What’s vital to Road to Gehenna’s narrative is that, unlike The Talos Principle, which made you examine your very nature, you’re not central to the experience in the slightest. Sure, the in-game conceit for you even trying to take down these puzzle rooms is that you’re Uriel, Elohim’s messenger, tasked with freeing everyone he regrettably incarcerated before the simulated world ends. But though you do free posters and evacuate them from the garden, the real crux of Gehenna is the posters themselves, how the threads evolve and change, how the moderation staff’s goals shape and conflict with those of the other posters. In essence, you’re just an observer bearing witness to what kind of creature the community has become. Even so, you’ll find it thrilling getting to know everyone in the community through their passions, thoughts, and works. There’s even a Reddit-style upvote-like system designed to encourage quality posting, though not everyone is happy with it. Road to Gehenna simulates community dynamics extremely well.
What doesn’t work is the fact that the disparate parts of puzzles and message board threads don’t really have anything to do with each other. In The Talos Principle, Elohim tasked you with collecting tetrominoes from puzzle rooms to attain enlightenment. Meanwhile, you the player are left wondering what the point of doing the puzzles really is, which feeds right into the discussions of free will and purpose with the serpent. With Gehenna, everything important is in the terminal segments. Without the questioning acting as a bridge to the game’s themes, the puzzles are drained of all meaning and merely serve as more content to sell you. Luckily, the Gehenna bits are really strong by themselves, questioning what constitutes humanity by looking at the things they create and attempting to create things in the same way. But you can’t help but think that Road to Gehenna would have been a much better, more focused game had it been a text adventure instead of one shoehorned into a 3D environmental puzzle game.

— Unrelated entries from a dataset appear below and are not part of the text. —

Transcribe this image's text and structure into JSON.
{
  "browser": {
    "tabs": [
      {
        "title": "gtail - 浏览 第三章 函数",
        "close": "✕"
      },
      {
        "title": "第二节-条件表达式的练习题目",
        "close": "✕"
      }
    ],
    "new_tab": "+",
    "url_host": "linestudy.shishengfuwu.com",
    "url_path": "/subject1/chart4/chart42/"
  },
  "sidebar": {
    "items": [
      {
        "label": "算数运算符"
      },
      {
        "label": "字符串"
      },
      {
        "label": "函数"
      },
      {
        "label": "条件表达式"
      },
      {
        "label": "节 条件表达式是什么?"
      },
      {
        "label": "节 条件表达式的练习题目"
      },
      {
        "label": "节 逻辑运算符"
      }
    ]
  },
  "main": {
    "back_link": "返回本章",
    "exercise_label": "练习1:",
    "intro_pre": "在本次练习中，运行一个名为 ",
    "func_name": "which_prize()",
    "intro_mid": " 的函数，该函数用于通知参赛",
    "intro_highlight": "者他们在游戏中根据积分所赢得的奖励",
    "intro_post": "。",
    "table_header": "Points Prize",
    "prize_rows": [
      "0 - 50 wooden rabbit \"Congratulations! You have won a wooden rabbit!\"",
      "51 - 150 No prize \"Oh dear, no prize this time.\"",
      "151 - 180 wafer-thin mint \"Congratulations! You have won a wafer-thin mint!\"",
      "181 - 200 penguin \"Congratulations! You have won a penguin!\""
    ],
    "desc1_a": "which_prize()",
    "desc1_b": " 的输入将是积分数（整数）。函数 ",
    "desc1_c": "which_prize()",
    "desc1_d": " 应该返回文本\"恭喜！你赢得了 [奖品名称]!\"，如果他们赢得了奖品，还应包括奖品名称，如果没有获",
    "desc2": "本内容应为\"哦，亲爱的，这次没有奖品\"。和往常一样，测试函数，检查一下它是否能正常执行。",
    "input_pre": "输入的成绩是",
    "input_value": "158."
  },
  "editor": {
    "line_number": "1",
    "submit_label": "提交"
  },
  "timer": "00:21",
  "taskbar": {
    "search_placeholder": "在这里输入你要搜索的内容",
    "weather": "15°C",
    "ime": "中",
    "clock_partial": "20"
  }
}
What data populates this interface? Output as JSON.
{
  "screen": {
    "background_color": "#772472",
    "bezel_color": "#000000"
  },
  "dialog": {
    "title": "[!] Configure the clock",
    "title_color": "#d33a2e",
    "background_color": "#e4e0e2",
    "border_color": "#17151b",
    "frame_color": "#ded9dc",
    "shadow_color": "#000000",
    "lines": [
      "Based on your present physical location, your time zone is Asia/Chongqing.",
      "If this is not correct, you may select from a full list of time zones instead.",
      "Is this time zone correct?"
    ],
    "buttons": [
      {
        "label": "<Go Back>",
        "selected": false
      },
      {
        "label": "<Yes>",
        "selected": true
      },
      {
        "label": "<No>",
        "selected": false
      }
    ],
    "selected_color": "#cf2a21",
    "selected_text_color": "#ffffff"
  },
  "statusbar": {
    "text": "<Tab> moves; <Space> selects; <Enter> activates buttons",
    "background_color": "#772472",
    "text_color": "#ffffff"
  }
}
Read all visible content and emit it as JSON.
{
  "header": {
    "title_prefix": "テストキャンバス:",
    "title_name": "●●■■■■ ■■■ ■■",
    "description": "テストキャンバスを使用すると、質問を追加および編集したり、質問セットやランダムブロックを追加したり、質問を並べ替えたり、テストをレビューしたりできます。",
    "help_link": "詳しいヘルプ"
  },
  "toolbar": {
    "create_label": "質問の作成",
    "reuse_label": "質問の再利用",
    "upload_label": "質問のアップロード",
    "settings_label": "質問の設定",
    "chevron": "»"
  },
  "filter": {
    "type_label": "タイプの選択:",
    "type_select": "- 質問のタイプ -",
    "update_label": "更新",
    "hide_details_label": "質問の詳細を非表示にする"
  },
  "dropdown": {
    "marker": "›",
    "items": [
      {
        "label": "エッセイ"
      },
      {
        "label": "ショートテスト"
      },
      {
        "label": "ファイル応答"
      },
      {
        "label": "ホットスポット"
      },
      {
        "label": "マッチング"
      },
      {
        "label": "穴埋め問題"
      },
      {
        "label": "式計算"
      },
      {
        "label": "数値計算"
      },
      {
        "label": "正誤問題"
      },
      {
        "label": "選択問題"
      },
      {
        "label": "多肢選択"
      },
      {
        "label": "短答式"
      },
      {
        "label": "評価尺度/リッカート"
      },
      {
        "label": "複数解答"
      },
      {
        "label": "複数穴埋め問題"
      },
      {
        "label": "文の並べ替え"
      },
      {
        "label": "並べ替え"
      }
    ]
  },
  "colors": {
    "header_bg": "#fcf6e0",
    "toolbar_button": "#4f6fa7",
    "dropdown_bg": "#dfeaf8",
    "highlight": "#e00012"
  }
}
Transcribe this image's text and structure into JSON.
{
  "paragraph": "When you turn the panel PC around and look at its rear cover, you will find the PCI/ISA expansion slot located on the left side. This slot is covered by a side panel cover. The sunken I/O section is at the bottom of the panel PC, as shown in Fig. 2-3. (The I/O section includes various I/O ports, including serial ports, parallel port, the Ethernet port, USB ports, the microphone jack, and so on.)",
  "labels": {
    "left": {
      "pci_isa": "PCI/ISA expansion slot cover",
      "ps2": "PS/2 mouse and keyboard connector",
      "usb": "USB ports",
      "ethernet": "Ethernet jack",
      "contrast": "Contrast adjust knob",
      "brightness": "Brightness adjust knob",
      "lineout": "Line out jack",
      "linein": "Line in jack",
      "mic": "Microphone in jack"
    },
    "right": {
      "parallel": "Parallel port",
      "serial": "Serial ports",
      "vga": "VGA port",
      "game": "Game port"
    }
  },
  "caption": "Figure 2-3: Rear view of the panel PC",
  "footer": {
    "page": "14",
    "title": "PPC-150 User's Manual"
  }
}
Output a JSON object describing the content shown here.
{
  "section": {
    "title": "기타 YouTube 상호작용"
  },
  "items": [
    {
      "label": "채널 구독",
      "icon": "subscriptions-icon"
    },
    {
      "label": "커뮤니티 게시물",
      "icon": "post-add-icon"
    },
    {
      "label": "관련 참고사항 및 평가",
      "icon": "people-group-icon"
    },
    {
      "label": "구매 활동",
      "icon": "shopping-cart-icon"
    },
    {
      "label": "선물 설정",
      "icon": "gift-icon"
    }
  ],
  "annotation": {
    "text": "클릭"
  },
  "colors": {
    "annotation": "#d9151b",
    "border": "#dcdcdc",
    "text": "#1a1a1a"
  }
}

It’s difficult to complain too much, though, when you’re given more of the same kind of fantastically devious puzzle design found in The Talos Principle. You’re going to be banging your head against a wall as you spend days trying to figure out how to get through that one room, finally feeling a tidal wave of elation and cleverness when you solve it. And you’re going to enjoy getting to know the denizens of Gehenna as you ponder what of human nature is hidden in its art. It’s a shame that these two excellent pieces never truly gel into something even more excellent, but even so, both still make for an enthralling, thoughtful experience together.